(TASK DATA Opens)

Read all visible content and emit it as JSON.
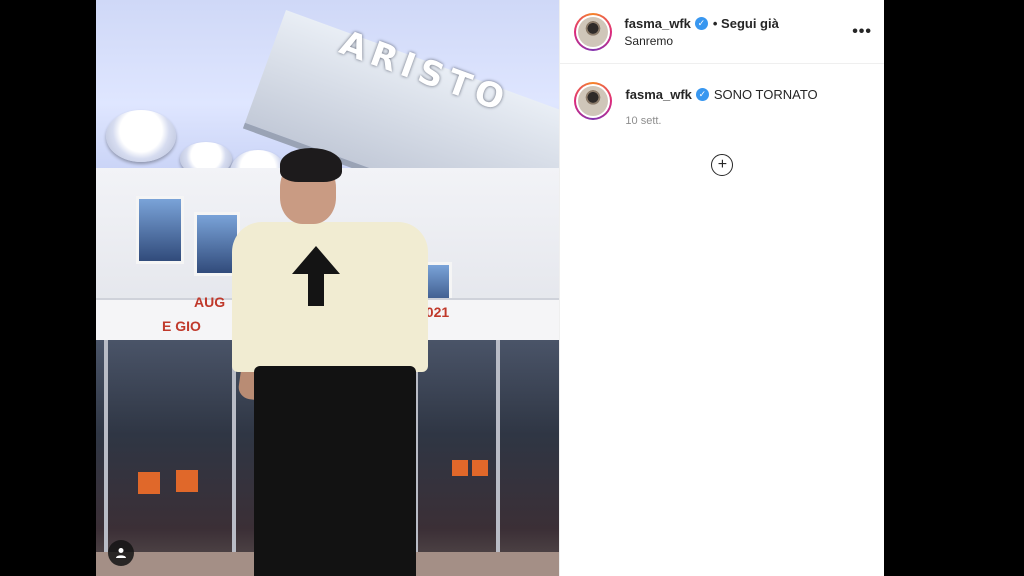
{
  "post": {
    "username": "fasma_wfk",
    "follow_label": "• Segui già",
    "location": "Sanremo",
    "more_options_icon": "more-horizontal-icon",
    "caption": "SONO TORNATO",
    "time_ago": "10 sett.",
    "add_comment_icon": "plus-circle-icon",
    "verified_icon": "verified-badge-icon",
    "user_tag_icon": "user-tag-icon"
  },
  "photo": {
    "sign_text": "ARISTO",
    "banner_left": "AUG",
    "banner_mid": "E GIO",
    "banner_year": "2021"
  },
  "colors": {
    "verified": "#3897f0",
    "text": "#262626",
    "muted": "#8e8e8e"
  }
}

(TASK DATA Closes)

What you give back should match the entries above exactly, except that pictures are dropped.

● TASK ANSWER:
Read all visible content and emit it as JSON.
{
  "post": {
    "username": "fasma_wfk",
    "follow_label": "• Segui già",
    "location": "Sanremo",
    "more_options_icon": "more-horizontal-icon",
    "caption": "SONO TORNATO",
    "time_ago": "10 sett.",
    "add_comment_icon": "plus-circle-icon",
    "verified_icon": "verified-badge-icon",
    "user_tag_icon": "user-tag-icon"
  },
  "photo": {
    "sign_text": "ARISTO",
    "banner_left": "AUG",
    "banner_mid": "E GIO",
    "banner_year": "2021"
  },
  "colors": {
    "verified": "#3897f0",
    "text": "#262626",
    "muted": "#8e8e8e"
  }
}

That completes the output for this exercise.